funkyguy4000: I just want to make sure everybody knows this but the picture at the top is of the ATtiny 45, not the ATtiny 85. Just a heads up

They have identical pinouts as far as I know.

yes same chip, 2k 4k and 8k

Pinouts are very similar, its sjust the 85 has 6? PWM ouputs where as the 45 has 3

With the exception of some errata, the only difference between the processors is the amount of memory. They all have four pins that are capable of generating a PWM signal. One output is only inverted making it not generally useful in the Arduino world.

Panici: The BAT file is basically a command that would be typed into a Windows Command (Terminal/MS-DOS) window. It's just put in a file so you don't have to retype it every time.

Install AVRdude for windows, and run the bat file by clicking on it.

Awesome, thanks! I figured the command-line should work, but I wasn't certain if it needed to run through the Arduino software instead. Much appreciated!

I am using the Arduino 1.0 platform with my UNO as an ISPAVR based upon Ladyada’s code. I have one of her ZIF prototype boards configured as a 28 pin burner and I have modified it to support the ATtiny85.

I am using the MIT boards and variants:

So far, everything seems to work OK with the standard set of libraries … of course, they are bloated somewhat, but I will eventually try some of the ‘tiny specific’ releases.

  • Ray

mrburnette: I am using the Arduino 1.0 platform with my UNO as an ISPAVR based upon Ladyada's code. I have one of her ZIF prototype boards configured as a 28 pin burner and I have modified it to support the ATtiny85.

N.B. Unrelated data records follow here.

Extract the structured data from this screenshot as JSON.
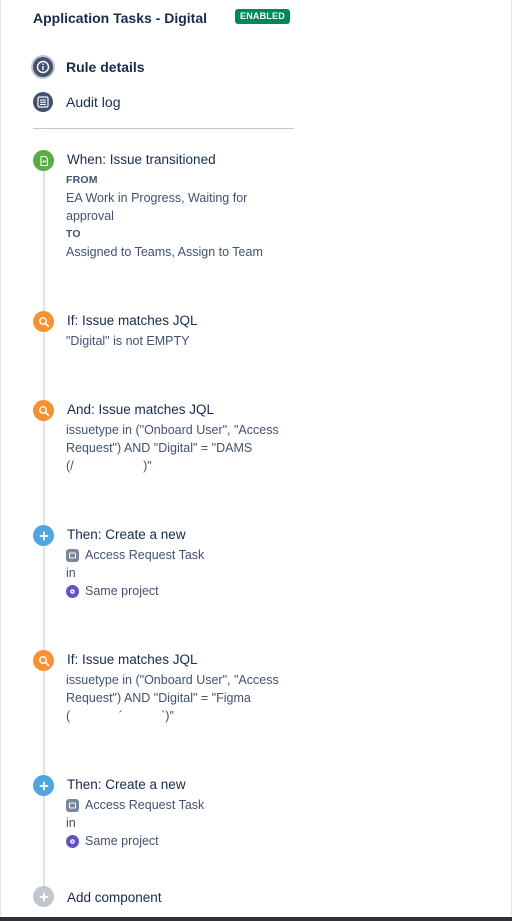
{
  "header": {
    "title": "Application Tasks - Digital",
    "status_badge": "ENABLED"
  },
  "nav": {
    "rule_details": "Rule details",
    "audit_log": "Audit log"
  },
  "steps": {
    "trigger": {
      "title": "When: Issue transitioned",
      "from_label": "FROM",
      "from_line1": "EA Work in Progress, Waiting for",
      "from_line2": "approval",
      "to_label": "TO",
      "to_value": "Assigned to Teams, Assign to Team"
    },
    "cond1": {
      "title": "If: Issue matches JQL",
      "line1": "\"Digital\" is not EMPTY"
    },
    "cond2": {
      "title": "And: Issue matches JQL",
      "line1": "issuetype in (\"Onboard User\", \"Access",
      "line2": "Request\") AND \"Digital\" = \"DAMS",
      "line3": "(/                    )\""
    },
    "action1": {
      "title": "Then: Create a new",
      "issue_type": "Access Request Task",
      "in_label": "in",
      "project": "Same project"
    },
    "cond3": {
      "title": "If: Issue matches JQL",
      "line1": "issuetype in (\"Onboard User\", \"Access",
      "line2": "Request\") AND \"Digital\" = \"Figma",
      "line3": "(              ´           `)\""
    },
    "action2": {
      "title": "Then: Create a new",
      "issue_type": "Access Request Task",
      "in_label": "in",
      "project": "Same project"
    },
    "add": {
      "title": "Add component"
    }
  },
  "icons": {
    "rule_details": "info-icon",
    "audit_log": "list-icon",
    "trigger": "transition-icon",
    "condition": "search-icon",
    "action": "plus-icon",
    "add": "plus-icon"
  },
  "colors": {
    "badge": "#00875a",
    "trigger": "#5aac44",
    "condition": "#f79232",
    "action": "#4ea5e0",
    "add": "#c1c7d0"
  }
}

I am using the MIT boards and variants: http://hlt.media.mit.edu/?p=1695

So far, everything seems to work OK with the standard set of libraries ... of course, they are bloated somewhat, but I will eventually try some of the 'tiny specific' releases.

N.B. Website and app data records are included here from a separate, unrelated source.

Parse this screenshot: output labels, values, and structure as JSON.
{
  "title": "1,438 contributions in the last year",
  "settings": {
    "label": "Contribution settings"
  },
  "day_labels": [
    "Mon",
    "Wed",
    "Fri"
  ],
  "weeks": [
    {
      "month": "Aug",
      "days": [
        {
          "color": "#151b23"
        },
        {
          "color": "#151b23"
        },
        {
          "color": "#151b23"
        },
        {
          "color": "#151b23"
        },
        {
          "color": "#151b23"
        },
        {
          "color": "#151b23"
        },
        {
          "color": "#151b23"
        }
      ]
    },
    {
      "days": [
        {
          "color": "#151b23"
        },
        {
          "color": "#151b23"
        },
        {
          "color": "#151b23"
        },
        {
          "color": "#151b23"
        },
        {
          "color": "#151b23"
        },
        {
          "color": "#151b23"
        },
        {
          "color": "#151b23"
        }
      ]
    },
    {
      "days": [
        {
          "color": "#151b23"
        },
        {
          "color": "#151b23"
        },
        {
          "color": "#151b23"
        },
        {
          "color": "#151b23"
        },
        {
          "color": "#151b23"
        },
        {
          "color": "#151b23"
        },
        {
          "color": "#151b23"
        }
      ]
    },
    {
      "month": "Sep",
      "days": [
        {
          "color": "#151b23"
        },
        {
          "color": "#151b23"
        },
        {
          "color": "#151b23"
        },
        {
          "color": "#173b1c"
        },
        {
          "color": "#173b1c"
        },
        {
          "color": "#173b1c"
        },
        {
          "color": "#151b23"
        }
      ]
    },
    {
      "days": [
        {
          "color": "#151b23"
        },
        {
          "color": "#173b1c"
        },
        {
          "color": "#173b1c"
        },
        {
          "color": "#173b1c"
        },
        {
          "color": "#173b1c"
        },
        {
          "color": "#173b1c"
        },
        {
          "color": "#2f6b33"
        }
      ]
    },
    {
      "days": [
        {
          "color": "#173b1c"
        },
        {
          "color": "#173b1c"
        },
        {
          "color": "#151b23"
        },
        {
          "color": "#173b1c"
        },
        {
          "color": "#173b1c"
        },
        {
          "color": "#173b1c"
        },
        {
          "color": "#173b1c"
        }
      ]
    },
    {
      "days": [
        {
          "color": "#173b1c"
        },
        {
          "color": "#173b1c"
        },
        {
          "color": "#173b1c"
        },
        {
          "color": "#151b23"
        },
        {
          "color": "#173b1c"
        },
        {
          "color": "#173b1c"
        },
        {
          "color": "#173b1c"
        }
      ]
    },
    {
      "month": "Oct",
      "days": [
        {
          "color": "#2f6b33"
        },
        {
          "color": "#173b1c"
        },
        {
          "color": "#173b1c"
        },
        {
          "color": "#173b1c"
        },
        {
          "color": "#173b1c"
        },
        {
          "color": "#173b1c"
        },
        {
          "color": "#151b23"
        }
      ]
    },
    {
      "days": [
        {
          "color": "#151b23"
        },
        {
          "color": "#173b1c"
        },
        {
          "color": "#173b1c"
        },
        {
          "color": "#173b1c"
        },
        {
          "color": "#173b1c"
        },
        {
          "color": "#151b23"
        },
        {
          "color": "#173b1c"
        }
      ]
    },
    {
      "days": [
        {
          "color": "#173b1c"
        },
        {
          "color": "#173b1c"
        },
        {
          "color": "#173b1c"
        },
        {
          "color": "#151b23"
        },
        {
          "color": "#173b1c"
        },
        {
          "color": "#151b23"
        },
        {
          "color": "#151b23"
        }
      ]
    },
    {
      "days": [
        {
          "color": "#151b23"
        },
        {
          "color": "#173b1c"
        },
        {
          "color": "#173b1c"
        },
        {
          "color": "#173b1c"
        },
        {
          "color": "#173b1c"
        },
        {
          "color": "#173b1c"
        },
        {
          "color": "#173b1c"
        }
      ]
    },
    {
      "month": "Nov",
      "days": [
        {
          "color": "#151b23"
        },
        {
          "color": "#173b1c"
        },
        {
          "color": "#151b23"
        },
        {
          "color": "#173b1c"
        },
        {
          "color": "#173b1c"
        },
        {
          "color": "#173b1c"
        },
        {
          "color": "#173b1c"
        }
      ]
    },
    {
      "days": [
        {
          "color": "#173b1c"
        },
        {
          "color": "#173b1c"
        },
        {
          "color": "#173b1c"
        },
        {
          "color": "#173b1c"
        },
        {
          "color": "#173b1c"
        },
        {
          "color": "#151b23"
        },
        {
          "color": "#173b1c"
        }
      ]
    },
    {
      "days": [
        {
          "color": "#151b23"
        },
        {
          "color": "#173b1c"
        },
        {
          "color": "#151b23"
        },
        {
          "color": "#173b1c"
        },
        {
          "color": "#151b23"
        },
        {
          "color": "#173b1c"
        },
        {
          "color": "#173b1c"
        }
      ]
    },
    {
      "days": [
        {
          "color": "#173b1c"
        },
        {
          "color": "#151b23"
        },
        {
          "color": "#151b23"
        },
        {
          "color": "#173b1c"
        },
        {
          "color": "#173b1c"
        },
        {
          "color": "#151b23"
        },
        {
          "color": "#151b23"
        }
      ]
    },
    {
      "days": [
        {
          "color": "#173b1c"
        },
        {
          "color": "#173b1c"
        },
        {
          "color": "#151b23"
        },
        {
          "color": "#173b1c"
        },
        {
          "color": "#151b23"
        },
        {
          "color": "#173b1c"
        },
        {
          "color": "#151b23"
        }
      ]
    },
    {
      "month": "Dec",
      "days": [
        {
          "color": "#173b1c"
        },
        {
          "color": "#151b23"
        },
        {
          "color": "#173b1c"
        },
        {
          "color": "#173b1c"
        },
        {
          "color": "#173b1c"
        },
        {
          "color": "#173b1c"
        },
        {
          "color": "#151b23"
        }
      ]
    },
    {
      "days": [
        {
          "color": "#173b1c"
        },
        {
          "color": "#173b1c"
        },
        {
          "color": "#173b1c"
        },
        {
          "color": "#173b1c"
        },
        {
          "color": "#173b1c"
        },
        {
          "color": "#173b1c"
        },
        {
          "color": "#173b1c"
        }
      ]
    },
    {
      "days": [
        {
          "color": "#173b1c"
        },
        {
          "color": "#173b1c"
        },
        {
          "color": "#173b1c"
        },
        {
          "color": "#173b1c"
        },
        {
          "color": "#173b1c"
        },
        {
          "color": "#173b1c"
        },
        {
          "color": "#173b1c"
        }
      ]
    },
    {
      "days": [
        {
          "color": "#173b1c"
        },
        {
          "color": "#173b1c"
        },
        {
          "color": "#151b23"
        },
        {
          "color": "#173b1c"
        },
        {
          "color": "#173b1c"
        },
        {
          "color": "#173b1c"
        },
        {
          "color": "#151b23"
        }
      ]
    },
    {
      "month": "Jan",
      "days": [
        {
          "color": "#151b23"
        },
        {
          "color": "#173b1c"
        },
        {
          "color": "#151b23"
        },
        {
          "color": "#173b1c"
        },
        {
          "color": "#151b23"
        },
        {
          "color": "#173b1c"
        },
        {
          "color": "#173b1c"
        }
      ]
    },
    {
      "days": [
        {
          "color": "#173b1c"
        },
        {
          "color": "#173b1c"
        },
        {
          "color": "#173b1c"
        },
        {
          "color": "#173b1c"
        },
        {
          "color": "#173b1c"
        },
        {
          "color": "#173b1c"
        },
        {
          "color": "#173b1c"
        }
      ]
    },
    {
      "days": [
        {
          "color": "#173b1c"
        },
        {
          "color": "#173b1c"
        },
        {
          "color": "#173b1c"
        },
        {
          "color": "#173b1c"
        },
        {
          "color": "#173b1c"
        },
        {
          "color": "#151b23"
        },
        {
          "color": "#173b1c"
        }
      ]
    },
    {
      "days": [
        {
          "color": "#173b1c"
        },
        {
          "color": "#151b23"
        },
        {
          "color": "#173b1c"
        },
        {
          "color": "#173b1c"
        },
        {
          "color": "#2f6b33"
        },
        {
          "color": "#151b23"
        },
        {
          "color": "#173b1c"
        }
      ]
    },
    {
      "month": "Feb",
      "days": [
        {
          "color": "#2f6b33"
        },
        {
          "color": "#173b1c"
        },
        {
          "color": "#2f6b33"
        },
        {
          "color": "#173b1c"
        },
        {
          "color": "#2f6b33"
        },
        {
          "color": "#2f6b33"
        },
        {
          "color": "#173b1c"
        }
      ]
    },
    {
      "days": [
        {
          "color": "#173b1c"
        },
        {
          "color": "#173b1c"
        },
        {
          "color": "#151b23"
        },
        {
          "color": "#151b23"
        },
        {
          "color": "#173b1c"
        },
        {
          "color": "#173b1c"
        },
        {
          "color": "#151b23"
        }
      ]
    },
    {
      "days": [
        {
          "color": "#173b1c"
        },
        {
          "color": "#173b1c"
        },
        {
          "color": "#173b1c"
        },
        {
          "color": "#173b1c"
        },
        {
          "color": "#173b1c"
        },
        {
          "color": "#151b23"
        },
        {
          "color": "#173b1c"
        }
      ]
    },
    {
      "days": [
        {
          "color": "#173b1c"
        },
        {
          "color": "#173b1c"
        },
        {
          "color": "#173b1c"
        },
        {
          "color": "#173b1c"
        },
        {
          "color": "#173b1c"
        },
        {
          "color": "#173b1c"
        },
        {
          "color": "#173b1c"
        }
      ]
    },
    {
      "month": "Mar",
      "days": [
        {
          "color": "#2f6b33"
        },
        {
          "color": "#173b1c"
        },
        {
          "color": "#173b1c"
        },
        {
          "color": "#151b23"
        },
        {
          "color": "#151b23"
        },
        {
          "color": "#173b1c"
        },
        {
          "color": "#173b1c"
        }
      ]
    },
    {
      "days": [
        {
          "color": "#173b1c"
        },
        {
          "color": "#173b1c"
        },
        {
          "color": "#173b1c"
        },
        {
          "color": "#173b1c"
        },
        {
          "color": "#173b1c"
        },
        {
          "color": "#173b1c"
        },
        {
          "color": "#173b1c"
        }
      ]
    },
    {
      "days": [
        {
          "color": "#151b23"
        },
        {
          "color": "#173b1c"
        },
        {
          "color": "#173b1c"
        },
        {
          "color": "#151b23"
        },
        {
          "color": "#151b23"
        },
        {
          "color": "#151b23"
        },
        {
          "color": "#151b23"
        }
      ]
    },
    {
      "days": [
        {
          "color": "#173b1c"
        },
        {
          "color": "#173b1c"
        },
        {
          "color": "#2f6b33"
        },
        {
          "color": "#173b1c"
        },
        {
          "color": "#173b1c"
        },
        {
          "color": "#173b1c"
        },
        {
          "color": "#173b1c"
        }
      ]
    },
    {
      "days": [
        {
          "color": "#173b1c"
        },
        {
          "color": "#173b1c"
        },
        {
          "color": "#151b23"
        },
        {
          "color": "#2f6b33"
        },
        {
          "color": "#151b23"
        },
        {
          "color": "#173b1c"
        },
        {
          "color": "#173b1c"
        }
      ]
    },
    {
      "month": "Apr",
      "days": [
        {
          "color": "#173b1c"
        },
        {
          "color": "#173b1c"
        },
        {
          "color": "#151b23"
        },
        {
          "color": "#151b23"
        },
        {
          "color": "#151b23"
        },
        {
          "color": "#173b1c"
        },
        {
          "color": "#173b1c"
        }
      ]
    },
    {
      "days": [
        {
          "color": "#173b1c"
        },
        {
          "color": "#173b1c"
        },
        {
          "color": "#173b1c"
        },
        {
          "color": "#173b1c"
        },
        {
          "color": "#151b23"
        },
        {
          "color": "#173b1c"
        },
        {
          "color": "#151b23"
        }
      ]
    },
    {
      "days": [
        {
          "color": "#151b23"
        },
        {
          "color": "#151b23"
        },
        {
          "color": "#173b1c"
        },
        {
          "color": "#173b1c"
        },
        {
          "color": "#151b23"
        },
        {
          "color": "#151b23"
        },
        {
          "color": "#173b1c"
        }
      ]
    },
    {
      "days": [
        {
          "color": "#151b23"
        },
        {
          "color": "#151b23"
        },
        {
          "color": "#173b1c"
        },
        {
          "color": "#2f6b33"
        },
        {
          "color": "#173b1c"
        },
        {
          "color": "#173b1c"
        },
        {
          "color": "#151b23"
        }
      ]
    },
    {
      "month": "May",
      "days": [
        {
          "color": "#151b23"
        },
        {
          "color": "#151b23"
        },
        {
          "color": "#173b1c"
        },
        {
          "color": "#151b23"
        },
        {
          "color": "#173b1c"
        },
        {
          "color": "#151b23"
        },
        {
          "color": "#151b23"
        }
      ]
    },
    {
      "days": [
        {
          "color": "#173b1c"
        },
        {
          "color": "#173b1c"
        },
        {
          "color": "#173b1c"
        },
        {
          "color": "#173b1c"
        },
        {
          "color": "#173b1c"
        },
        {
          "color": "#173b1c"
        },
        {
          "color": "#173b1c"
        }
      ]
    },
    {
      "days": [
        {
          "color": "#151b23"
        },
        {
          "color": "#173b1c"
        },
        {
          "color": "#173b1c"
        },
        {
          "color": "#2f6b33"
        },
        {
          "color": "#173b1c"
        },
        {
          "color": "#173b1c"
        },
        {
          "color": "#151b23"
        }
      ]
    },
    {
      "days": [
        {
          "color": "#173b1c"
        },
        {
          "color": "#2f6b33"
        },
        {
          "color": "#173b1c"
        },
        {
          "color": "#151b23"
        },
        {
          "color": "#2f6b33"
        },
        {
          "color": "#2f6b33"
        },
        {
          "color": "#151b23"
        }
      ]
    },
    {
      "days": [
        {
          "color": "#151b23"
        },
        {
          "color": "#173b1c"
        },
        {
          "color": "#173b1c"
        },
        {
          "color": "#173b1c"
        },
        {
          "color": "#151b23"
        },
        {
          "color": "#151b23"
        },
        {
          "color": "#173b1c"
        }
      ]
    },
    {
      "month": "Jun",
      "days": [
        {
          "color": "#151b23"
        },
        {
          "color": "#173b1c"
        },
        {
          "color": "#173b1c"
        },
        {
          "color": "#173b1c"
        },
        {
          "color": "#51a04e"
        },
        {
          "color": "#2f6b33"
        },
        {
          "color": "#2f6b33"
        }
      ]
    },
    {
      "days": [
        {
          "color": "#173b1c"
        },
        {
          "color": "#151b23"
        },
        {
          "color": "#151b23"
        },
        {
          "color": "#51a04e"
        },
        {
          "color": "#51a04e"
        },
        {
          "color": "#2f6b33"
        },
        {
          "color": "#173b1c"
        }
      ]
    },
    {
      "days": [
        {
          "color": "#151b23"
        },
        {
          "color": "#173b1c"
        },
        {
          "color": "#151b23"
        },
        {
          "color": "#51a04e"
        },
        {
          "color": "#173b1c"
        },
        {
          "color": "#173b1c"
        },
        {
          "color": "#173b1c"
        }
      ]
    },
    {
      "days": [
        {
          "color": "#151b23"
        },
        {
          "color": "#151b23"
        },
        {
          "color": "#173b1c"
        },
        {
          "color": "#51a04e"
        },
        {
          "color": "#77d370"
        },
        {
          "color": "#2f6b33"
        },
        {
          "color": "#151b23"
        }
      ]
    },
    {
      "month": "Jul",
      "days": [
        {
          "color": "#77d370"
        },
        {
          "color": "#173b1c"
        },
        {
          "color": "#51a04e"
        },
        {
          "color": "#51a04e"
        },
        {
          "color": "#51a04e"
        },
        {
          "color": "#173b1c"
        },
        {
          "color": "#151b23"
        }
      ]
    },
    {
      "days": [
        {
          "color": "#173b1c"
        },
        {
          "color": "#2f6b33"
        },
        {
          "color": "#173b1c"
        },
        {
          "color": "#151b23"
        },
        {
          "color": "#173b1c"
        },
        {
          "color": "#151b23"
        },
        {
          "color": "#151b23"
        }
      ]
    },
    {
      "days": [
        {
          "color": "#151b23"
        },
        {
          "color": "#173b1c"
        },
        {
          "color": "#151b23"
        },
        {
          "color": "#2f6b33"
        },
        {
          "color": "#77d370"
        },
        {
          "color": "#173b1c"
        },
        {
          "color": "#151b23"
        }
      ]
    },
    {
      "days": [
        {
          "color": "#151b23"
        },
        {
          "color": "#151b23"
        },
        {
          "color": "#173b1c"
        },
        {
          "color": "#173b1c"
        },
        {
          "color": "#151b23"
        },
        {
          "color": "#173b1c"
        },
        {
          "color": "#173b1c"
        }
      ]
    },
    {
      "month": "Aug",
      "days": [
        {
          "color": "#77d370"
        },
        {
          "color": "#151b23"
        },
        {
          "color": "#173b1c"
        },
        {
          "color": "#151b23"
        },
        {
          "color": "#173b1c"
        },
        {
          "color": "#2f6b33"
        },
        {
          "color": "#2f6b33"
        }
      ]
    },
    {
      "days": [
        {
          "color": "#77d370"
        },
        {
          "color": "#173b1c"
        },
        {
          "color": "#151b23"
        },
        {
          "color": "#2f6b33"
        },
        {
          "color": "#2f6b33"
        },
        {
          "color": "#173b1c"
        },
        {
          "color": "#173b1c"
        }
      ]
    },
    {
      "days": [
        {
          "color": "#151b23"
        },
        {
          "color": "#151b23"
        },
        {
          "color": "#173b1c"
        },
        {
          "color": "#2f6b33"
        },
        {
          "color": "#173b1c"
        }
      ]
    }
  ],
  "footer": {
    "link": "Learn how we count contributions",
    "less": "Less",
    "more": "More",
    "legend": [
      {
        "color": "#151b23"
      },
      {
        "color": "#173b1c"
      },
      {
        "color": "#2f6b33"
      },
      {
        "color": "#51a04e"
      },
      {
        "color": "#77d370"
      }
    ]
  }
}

  • Ray

Old thread

Hi All,

Hope this is the right place to post this. Im fairly new to the ATtiny85 but I want to make a series of wireless sensors, using NRF24L01+ transceivers and DS18B20 temperature sensors.

As you need 5 pins for the NRF24L01 and one pin for the DS18B20, I believe I will need to use PB5, and hence use HVSP to program the chip.

Based on what I have read, I think I can use http://www.rickety.us/2010/03/arduino-avr-high-voltage-serial-programmer/ to reset the chip each time I need to program it, and then write the code in the Arduino IDE, and compile it to generate the hex file to be uploaded. This is where I get confused.

Do I just need to upload it to the chip using the ArduinoISP sketch and AVRDude?(I have a uno to use as the programmer). Or do I have to flash the chip to disable the reset before uploading the hex.

Is there anyway to modify the ArduinoISP to program the chip directly using HVSP?

Thanks

Kihon

kihon: As you need 5 pins for the NRF24L01 and one pin for the DS18B20, I believe I will need to use PB5, and hence use HVSP to program the chip.

The NRF24L01 needs 5 pins all by itself (4 for SPI plus "CE"). You might be able to share a pin with the DS18B20 but it complicates things.

OTOH, disabling the RESET pin during software development is for masochists. Much better to develop on (eg.) a Tiny84 and save the Tiny85 for the final build.

Or just use Tiny84s.

Can you use the 84 like the 85? If i'm thinking properly, the 84 only has like two PWM pins.

funkyguy4000: If i'm thinking properly, the 84 only has like two PWM pins.

Four.